Testosterone is a hormone that is naturally produced in the human body. Though the chemical is similar for men and women, the levels of testosterone vary between the two. On average, men produce 6 to 8 mg of the hormone daily. Women make about 12 times less than men every day. The endocrine system regulates testosterone production, specifically by the hypothalamus and pituitary gland.
Hormones are chemicals of the endocrine system that travel in the bloodstream to facilitate cell communication. Testosterone is classified as a steroid hormone because it is released to all cells. These hormones are important during puberty in the development of secondary sex traits, such as the growth of pubic hair.
Gonadotrophins stimulate the testes in males and ovaries in females for reproduction. Starting in the brain, the hypothalamus releases hormones to trigger the secretion of luteinizing hormones, or LH. In males, LH is received in the testes and signals Leydig cells to produce testosterone. Ovaries produce most of the testosterone hormones in the female body.
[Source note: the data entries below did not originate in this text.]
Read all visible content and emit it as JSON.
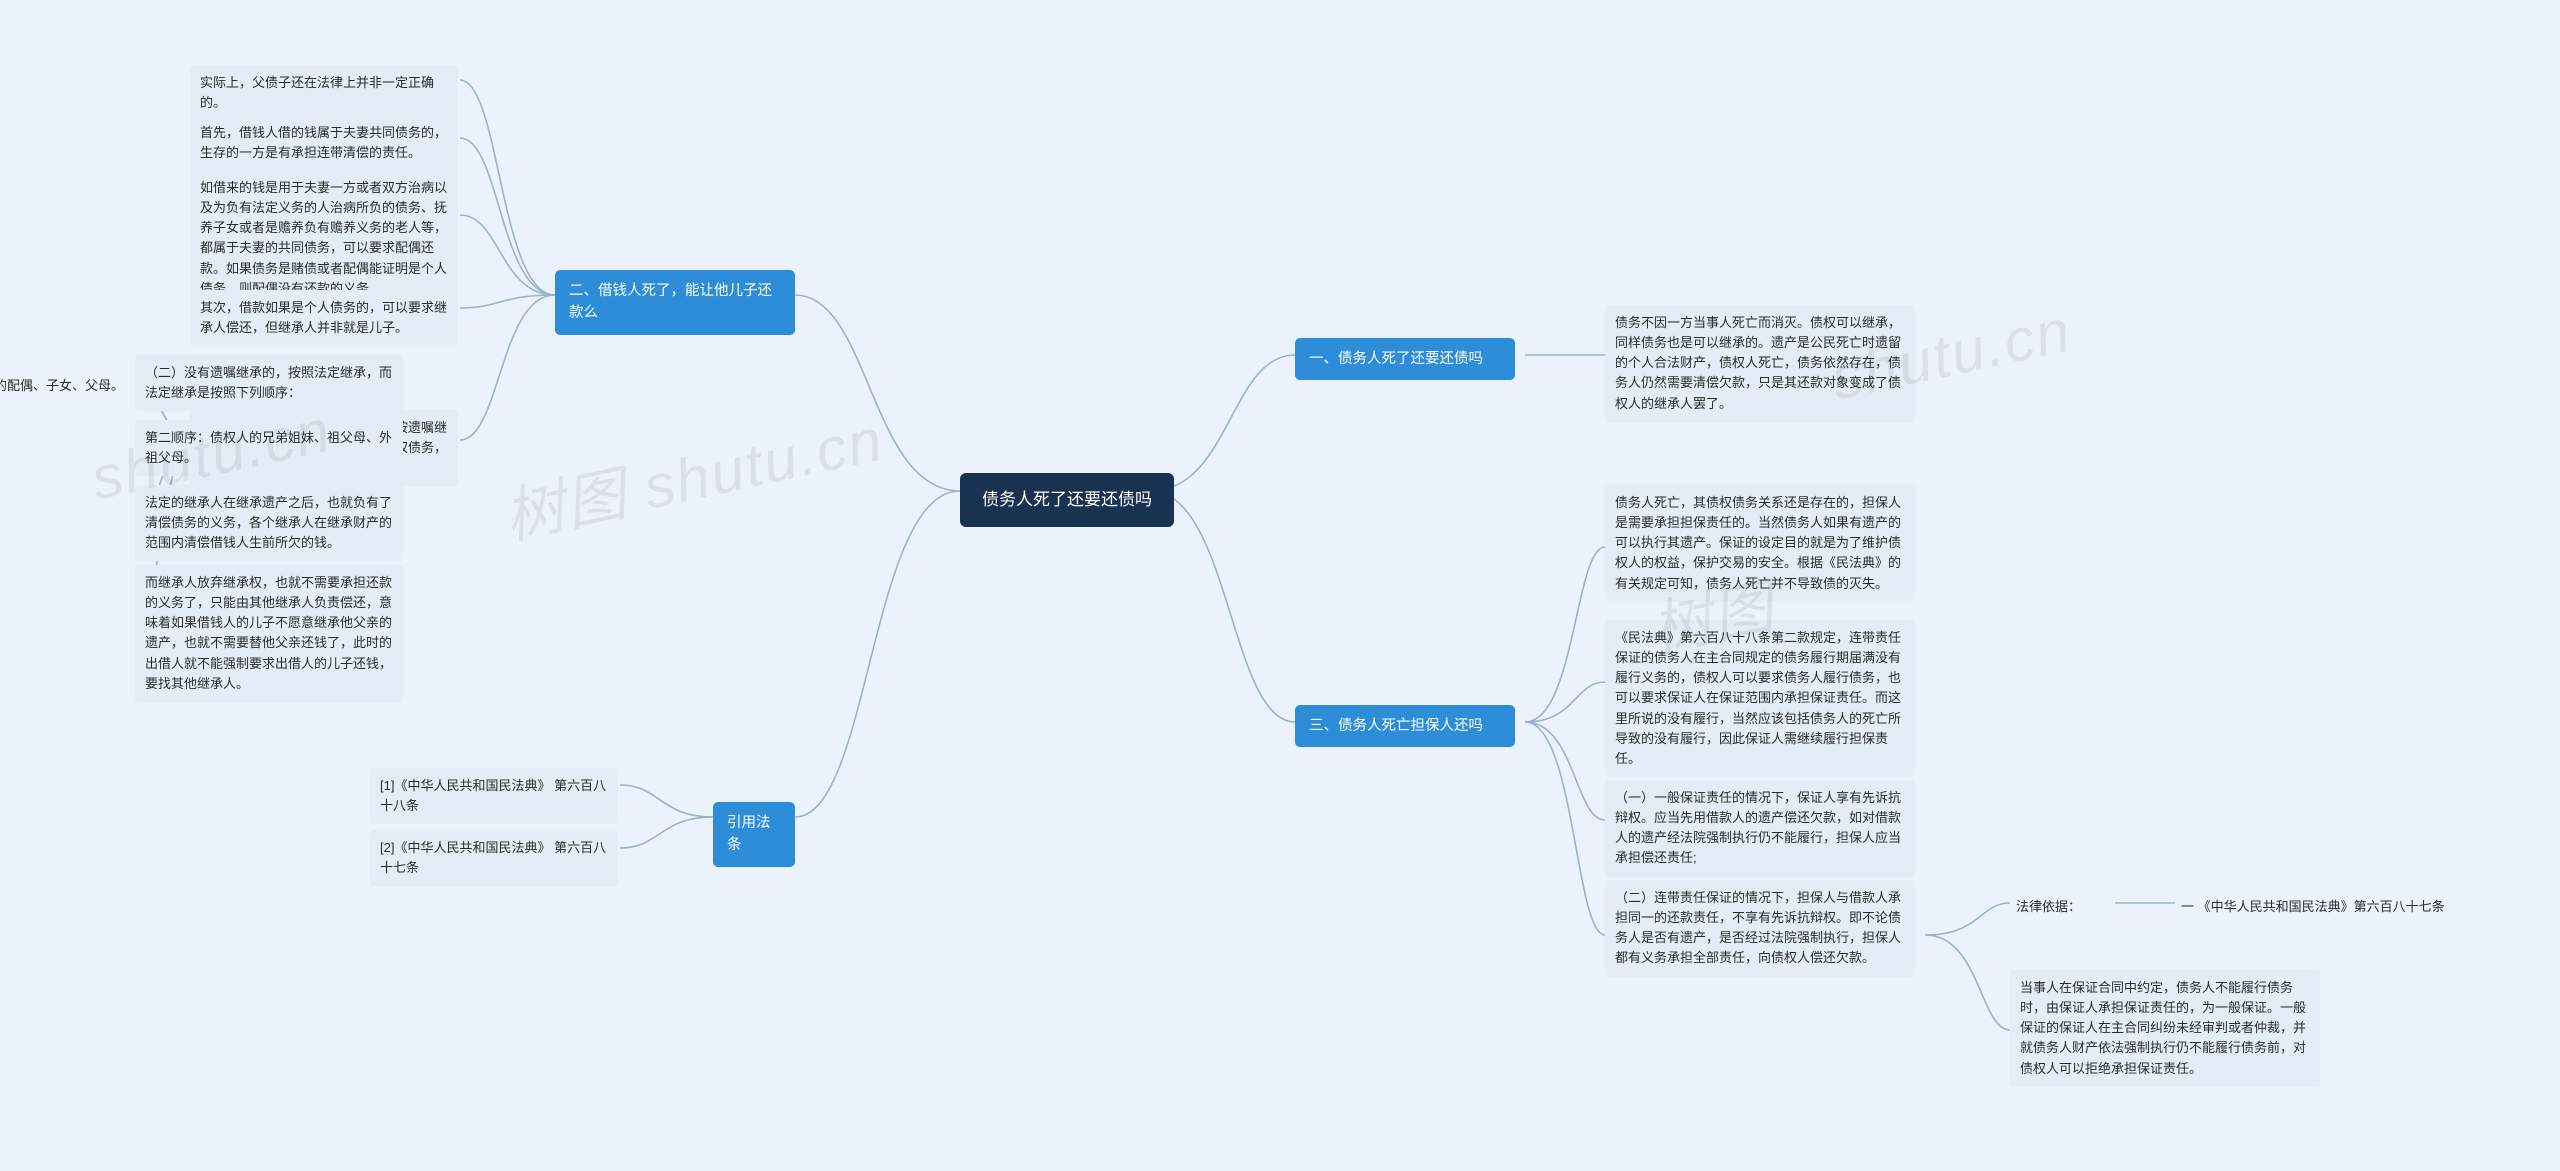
{
  "root": "债务人死了还要还债吗",
  "right": {
    "b1": {
      "title": "一、债务人死了还要还债吗",
      "l1": "债务不因一方当事人死亡而消灭。债权可以继承，同样债务也是可以继承的。遗产是公民死亡时遗留的个人合法财产，债权人死亡，债务依然存在，债务人仍然需要清偿欠款，只是其还款对象变成了债权人的继承人罢了。"
    },
    "b3": {
      "title": "三、债务人死亡担保人还吗",
      "l1": "债务人死亡，其债权债务关系还是存在的，担保人是需要承担担保责任的。当然债务人如果有遗产的可以执行其遗产。保证的设定目的就是为了维护债权人的权益，保护交易的安全。根据《民法典》的有关规定可知，债务人死亡并不导致债的灭失。",
      "l2": "《民法典》第六百八十八条第二款规定，连带责任保证的债务人在主合同规定的债务履行期届满没有履行义务的，债权人可以要求债务人履行债务，也可以要求保证人在保证范围内承担保证责任。而这里所说的没有履行，当然应该包括债务人的死亡所导致的没有履行，因此保证人需继续履行担保责任。",
      "l3": "（一）一般保证责任的情况下，保证人享有先诉抗辩权。应当先用借款人的遗产偿还欠款，如对借款人的遗产经法院强制执行仍不能履行，担保人应当承担偿还责任;",
      "l4": "（二）连带责任保证的情况下，担保人与借款人承担同一的还款责任，不享有先诉抗辩权。即不论债务人是否有遗产，是否经过法院强制执行，担保人都有义务承担全部责任，向债权人偿还欠款。",
      "l4c1_label": "法律依据：",
      "l4c1": "一 《中华人民共和国民法典》第六百八十七条",
      "l4c2": "当事人在保证合同中约定，债务人不能履行债务时，由保证人承担保证责任的，为一般保证。一般保证的保证人在主合同纠纷未经审判或者仲裁，并就债务人财产依法强制执行仍不能履行债务前，对债权人可以拒绝承担保证责任。"
    }
  },
  "left": {
    "b2": {
      "title": "二、借钱人死了，能让他儿子还款么",
      "l1": "实际上，父债子还在法律上并非一定正确的。",
      "l2": "首先，借钱人借的钱属于夫妻共同债务的，生存的一方是有承担连带清偿的责任。",
      "l3": "如借来的钱是用于夫妻一方或者双方治病以及为负有法定义务的人治病所负的债务、抚养子女或者是赡养负有赡养义务的老人等，都属于夫妻的共同债务，可以要求配偶还款。如果债务是赌债或者配偶能证明是个人债务，则配偶没有还款的义务。",
      "l4": "其次，借款如果是个人债务的，可以要求继承人偿还，但继承人并非就是儿子。",
      "l5": {
        "text": "（一）借钱人死亡的，留有遗嘱先按遗嘱继承，遗嘱的继承人就概括继承了债权债务，需要把借款人所欠的钱还上。",
        "sub1": "（二）没有遗嘱继承的，按照法定继承，而法定继承是按照下列顺序：",
        "sub1c": "第一顺序：债权人的配偶、子女、父母。",
        "sub2": "第二顺序：债权人的兄弟姐妹、祖父母、外祖父母。",
        "sub3": "法定的继承人在继承遗产之后，也就负有了清偿债务的义务，各个继承人在继承财产的范围内清偿借钱人生前所欠的钱。",
        "sub4": "而继承人放弃继承权，也就不需要承担还款的义务了，只能由其他继承人负责偿还，意味着如果借钱人的儿子不愿意继承他父亲的遗产，也就不需要替他父亲还钱了，此时的出借人就不能强制要求出借人的儿子还钱，要找其他继承人。"
      }
    },
    "bRef": {
      "title": "引用法条",
      "l1": "[1]《中华人民共和国民法典》 第六百八十八条",
      "l2": "[2]《中华人民共和国民法典》 第六百八十七条"
    }
  },
  "watermarks": [
    "shutu.cn",
    "树图 shutu.cn",
    "shutu.cn",
    "树图"
  ],
  "chart_data": {
    "type": "mindmap",
    "root": "债务人死了还要还债吗",
    "children": [
      {
        "side": "right",
        "label": "一、债务人死了还要还债吗",
        "children": [
          {
            "label": "债务不因一方当事人死亡而消灭。债权可以继承，同样债务也是可以继承的。遗产是公民死亡时遗留的个人合法财产，债权人死亡，债务依然存在，债务人仍然需要清偿欠款，只是其还款对象变成了债权人的继承人罢了。"
          }
        ]
      },
      {
        "side": "right",
        "label": "三、债务人死亡担保人还吗",
        "children": [
          {
            "label": "债务人死亡，其债权债务关系还是存在的，担保人是需要承担担保责任的。当然债务人如果有遗产的可以执行其遗产。保证的设定目的就是为了维护债权人的权益，保护交易的安全。根据《民法典》的有关规定可知，债务人死亡并不导致债的灭失。"
          },
          {
            "label": "《民法典》第六百八十八条第二款规定，连带责任保证的债务人在主合同规定的债务履行期届满没有履行义务的，债权人可以要求债务人履行债务，也可以要求保证人在保证范围内承担保证责任。而这里所说的没有履行，当然应该包括债务人的死亡所导致的没有履行，因此保证人需继续履行担保责任。"
          },
          {
            "label": "（一）一般保证责任的情况下，保证人享有先诉抗辩权。应当先用借款人的遗产偿还欠款，如对借款人的遗产经法院强制执行仍不能履行，担保人应当承担偿还责任;"
          },
          {
            "label": "（二）连带责任保证的情况下，担保人与借款人承担同一的还款责任，不享有先诉抗辩权。即不论债务人是否有遗产，是否经过法院强制执行，担保人都有义务承担全部责任，向债权人偿还欠款。",
            "children": [
              {
                "label": "法律依据：",
                "children": [
                  {
                    "label": "一 《中华人民共和国民法典》第六百八十七条"
                  }
                ]
              },
              {
                "label": "当事人在保证合同中约定，债务人不能履行债务时，由保证人承担保证责任的，为一般保证。一般保证的保证人在主合同纠纷未经审判或者仲裁，并就债务人财产依法强制执行仍不能履行债务前，对债权人可以拒绝承担保证责任。"
              }
            ]
          }
        ]
      },
      {
        "side": "left",
        "label": "二、借钱人死了，能让他儿子还款么",
        "children": [
          {
            "label": "实际上，父债子还在法律上并非一定正确的。"
          },
          {
            "label": "首先，借钱人借的钱属于夫妻共同债务的，生存的一方是有承担连带清偿的责任。"
          },
          {
            "label": "如借来的钱是用于夫妻一方或者双方治病以及为负有法定义务的人治病所负的债务、抚养子女或者是赡养负有赡养义务的老人等，都属于夫妻的共同债务，可以要求配偶还款。如果债务是赌债或者配偶能证明是个人债务，则配偶没有还款的义务。"
          },
          {
            "label": "其次，借款如果是个人债务的，可以要求继承人偿还，但继承人并非就是儿子。"
          },
          {
            "label": "（一）借钱人死亡的，留有遗嘱先按遗嘱继承，遗嘱的继承人就概括继承了债权债务，需要把借款人所欠的钱还上。",
            "children": [
              {
                "label": "（二）没有遗嘱继承的，按照法定继承，而法定继承是按照下列顺序：",
                "children": [
                  {
                    "label": "第一顺序：债权人的配偶、子女、父母。"
                  }
                ]
              },
              {
                "label": "第二顺序：债权人的兄弟姐妹、祖父母、外祖父母。"
              },
              {
                "label": "法定的继承人在继承遗产之后，也就负有了清偿债务的义务，各个继承人在继承财产的范围内清偿借钱人生前所欠的钱。"
              },
              {
                "label": "而继承人放弃继承权，也就不需要承担还款的义务了，只能由其他继承人负责偿还，意味着如果借钱人的儿子不愿意继承他父亲的遗产，也就不需要替他父亲还钱了，此时的出借人就不能强制要求出借人的儿子还钱，要找其他继承人。"
              }
            ]
          }
        ]
      },
      {
        "side": "left",
        "label": "引用法条",
        "children": [
          {
            "label": "[1]《中华人民共和国民法典》 第六百八十八条"
          },
          {
            "label": "[2]《中华人民共和国民法典》 第六百八十七条"
          }
        ]
      }
    ]
  }
}
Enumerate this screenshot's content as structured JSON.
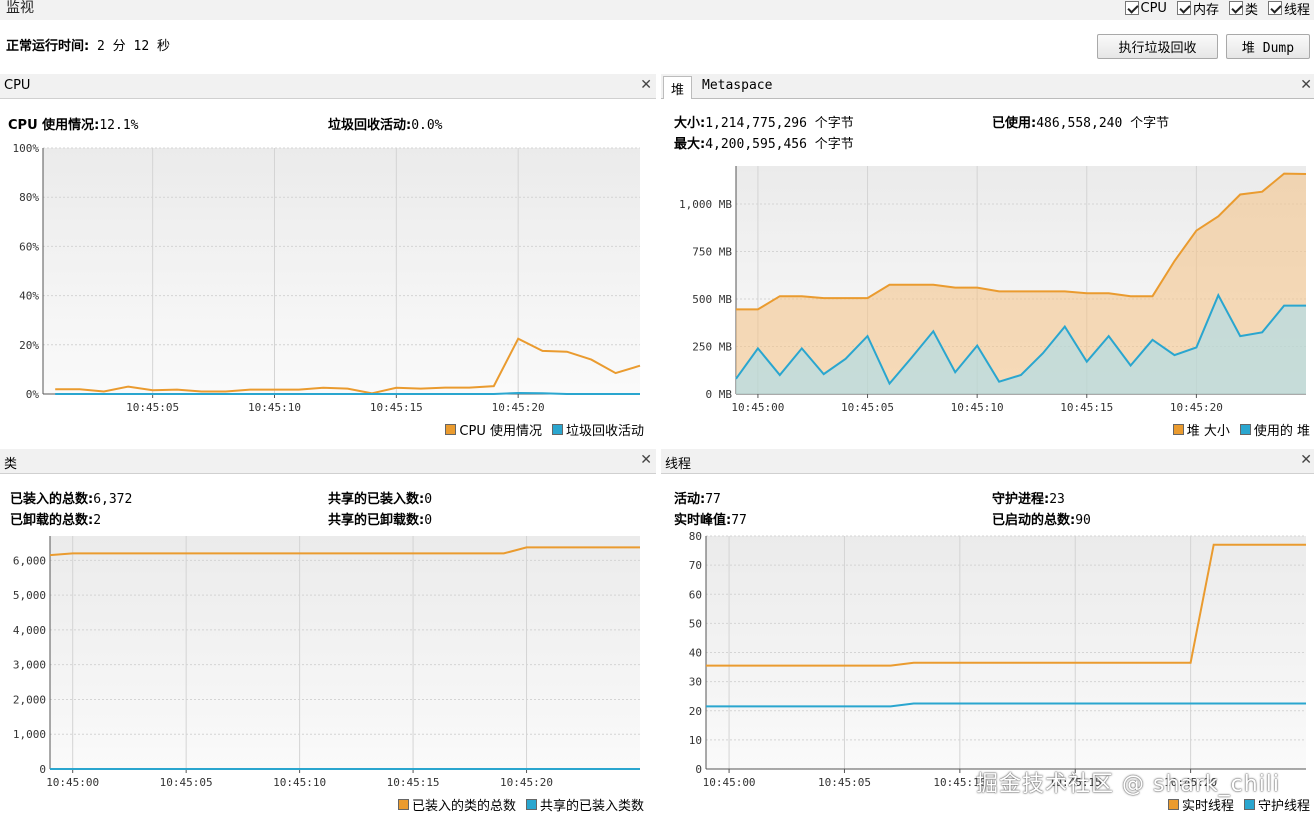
{
  "window": {
    "title": "监视"
  },
  "toggles": [
    {
      "label": "CPU"
    },
    {
      "label": "内存"
    },
    {
      "label": "类"
    },
    {
      "label": "线程"
    }
  ],
  "uptime": {
    "label": "正常运行时间:",
    "value": "2 分 12 秒"
  },
  "buttons": {
    "gc": "执行垃圾回收",
    "dump": "堆 Dump"
  },
  "colors": {
    "orange": "#ea9b2f",
    "blue": "#2aa6cf",
    "orange_fill": "#f4c48c",
    "blue_fill": "#a7ddef"
  },
  "cpu": {
    "title": "CPU",
    "usage_label": "CPU 使用情况:",
    "usage_value": "12.1%",
    "gc_label": "垃圾回收活动:",
    "gc_value": "0.0%",
    "legend": [
      "CPU 使用情况",
      "垃圾回收活动"
    ]
  },
  "memory": {
    "tabs": [
      "堆",
      "Metaspace"
    ],
    "size_label": "大小:",
    "size_value": "1,214,775,296 个字节",
    "max_label": "最大:",
    "max_value": "4,200,595,456 个字节",
    "used_label": "已使用:",
    "used_value": "486,558,240 个字节",
    "legend": [
      "堆 大小",
      "使用的 堆"
    ]
  },
  "classes": {
    "title": "类",
    "loaded_label": "已装入的总数:",
    "loaded_value": "6,372",
    "unloaded_label": "已卸载的总数:",
    "unloaded_value": "2",
    "shared_loaded_label": "共享的已装入数:",
    "shared_loaded_value": "0",
    "shared_unloaded_label": "共享的已卸载数:",
    "shared_unloaded_value": "0",
    "legend": [
      "已装入的类的总数",
      "共享的已装入类数"
    ]
  },
  "threads": {
    "title": "线程",
    "live_label": "活动:",
    "live_value": "77",
    "peak_label": "实时峰值:",
    "peak_value": "77",
    "daemon_label": "守护进程:",
    "daemon_value": "23",
    "started_label": "已启动的总数:",
    "started_value": "90",
    "legend": [
      "实时线程",
      "守护线程"
    ]
  },
  "watermark": "掘金技术社区 @ shark_chili",
  "chart_data": [
    {
      "id": "cpu",
      "type": "line",
      "x": [
        "10:45:01",
        "10:45:02",
        "10:45:03",
        "10:45:04",
        "10:45:05",
        "10:45:06",
        "10:45:07",
        "10:45:08",
        "10:45:09",
        "10:45:10",
        "10:45:11",
        "10:45:12",
        "10:45:13",
        "10:45:14",
        "10:45:15",
        "10:45:16",
        "10:45:17",
        "10:45:18",
        "10:45:19",
        "10:45:20",
        "10:45:21",
        "10:45:22",
        "10:45:23",
        "10:45:24",
        "10:45:25"
      ],
      "x_ticks": [
        "10:45:05",
        "10:45:10",
        "10:45:15",
        "10:45:20"
      ],
      "y_ticks": [
        "0%",
        "20%",
        "40%",
        "60%",
        "80%",
        "100%"
      ],
      "ylim": [
        0,
        100
      ],
      "series": [
        {
          "name": "CPU 使用情况",
          "color": "orange",
          "values": [
            1.9,
            1.9,
            1.0,
            3.0,
            1.5,
            1.8,
            1.0,
            1.0,
            1.8,
            1.8,
            1.8,
            2.5,
            2.2,
            0.3,
            2.5,
            2.2,
            2.6,
            2.6,
            3.2,
            22.5,
            17.5,
            17.2,
            14.0,
            8.5,
            11.5
          ]
        },
        {
          "name": "垃圾回收活动",
          "color": "blue",
          "values": [
            0,
            0,
            0,
            0,
            0,
            0,
            0,
            0,
            0,
            0,
            0,
            0,
            0,
            0,
            0,
            0,
            0,
            0,
            0,
            0.4,
            0.3,
            0,
            0,
            0,
            0
          ]
        }
      ]
    },
    {
      "id": "heap",
      "type": "area",
      "x": [
        "10:44:59",
        "10:45:00",
        "10:45:01",
        "10:45:02",
        "10:45:03",
        "10:45:04",
        "10:45:05",
        "10:45:06",
        "10:45:07",
        "10:45:08",
        "10:45:09",
        "10:45:10",
        "10:45:11",
        "10:45:12",
        "10:45:13",
        "10:45:14",
        "10:45:15",
        "10:45:16",
        "10:45:17",
        "10:45:18",
        "10:45:19",
        "10:45:20",
        "10:45:21",
        "10:45:22",
        "10:45:23",
        "10:45:24",
        "10:45:25"
      ],
      "x_ticks": [
        "10:45:00",
        "10:45:05",
        "10:45:10",
        "10:45:15",
        "10:45:20"
      ],
      "y_ticks": [
        "0 MB",
        "250 MB",
        "500 MB",
        "750 MB",
        "1,000 MB"
      ],
      "ylim": [
        0,
        1200
      ],
      "series": [
        {
          "name": "堆 大小",
          "color": "orange",
          "values": [
            445,
            445,
            515,
            515,
            505,
            505,
            505,
            575,
            575,
            575,
            560,
            560,
            540,
            540,
            540,
            540,
            530,
            530,
            515,
            515,
            700,
            860,
            935,
            1050,
            1065,
            1160,
            1158
          ]
        },
        {
          "name": "使用的 堆",
          "color": "blue",
          "values": [
            80,
            240,
            100,
            240,
            105,
            185,
            305,
            55,
            190,
            330,
            115,
            255,
            65,
            100,
            215,
            355,
            170,
            305,
            150,
            285,
            205,
            245,
            520,
            305,
            325,
            465,
            465
          ]
        }
      ]
    },
    {
      "id": "classes",
      "type": "line",
      "x": [
        "10:44:59",
        "10:45:00",
        "10:45:05",
        "10:45:10",
        "10:45:15",
        "10:45:19",
        "10:45:20",
        "10:45:25"
      ],
      "x_ticks": [
        "10:45:00",
        "10:45:05",
        "10:45:10",
        "10:45:15",
        "10:45:20"
      ],
      "y_ticks": [
        "0",
        "1,000",
        "2,000",
        "3,000",
        "4,000",
        "5,000",
        "6,000"
      ],
      "ylim": [
        0,
        6700
      ],
      "series": [
        {
          "name": "已装入的类的总数",
          "color": "orange",
          "values": [
            6150,
            6200,
            6200,
            6200,
            6200,
            6200,
            6372,
            6372
          ]
        },
        {
          "name": "共享的已装入类数",
          "color": "blue",
          "values": [
            0,
            0,
            0,
            0,
            0,
            0,
            0,
            0
          ]
        }
      ]
    },
    {
      "id": "threads",
      "type": "line",
      "x": [
        "10:44:59",
        "10:45:00",
        "10:45:05",
        "10:45:07",
        "10:45:08",
        "10:45:20",
        "10:45:21",
        "10:45:25"
      ],
      "x_ticks": [
        "10:45:00",
        "10:45:05",
        "10:45:10",
        "10:45:15",
        "10:45:20"
      ],
      "y_ticks": [
        "0",
        "10",
        "20",
        "30",
        "40",
        "50",
        "60",
        "70",
        "80"
      ],
      "ylim": [
        0,
        80
      ],
      "series": [
        {
          "name": "实时线程",
          "color": "orange",
          "values": [
            35.5,
            35.5,
            35.5,
            35.5,
            36.5,
            36.5,
            77,
            77
          ]
        },
        {
          "name": "守护线程",
          "color": "blue",
          "values": [
            21.5,
            21.5,
            21.5,
            21.5,
            22.5,
            22.5,
            22.5,
            22.5
          ]
        }
      ]
    }
  ]
}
The classical negative feedback cycle regulates the amount of testosterone in the body. When there is a high level of testosterone present in the bloodstream, the hypothalamus lowers the amount of gonadotrophins released. This system is similar to how a thermostat helps regulate the temperature in a room.
Effects on the Body
Testosterone helps the body mature and prepare for sexual reproduction. In males, testosterone is responsible for lowering their voices, facial hair growth, sperm production and building muscle mass. In females, testosterone supports muscle and bone strength.
People get tested for testosterone levels when there are symptoms of abnormal male hormone production. According to MedlinePlus, a simple blood test is used as a diagnostic to identify early or late puberty in boys and impotence or infertility in men. Women are usually tested when there is excessive hair growth, male body characteristics or an irregular menstrual cycle.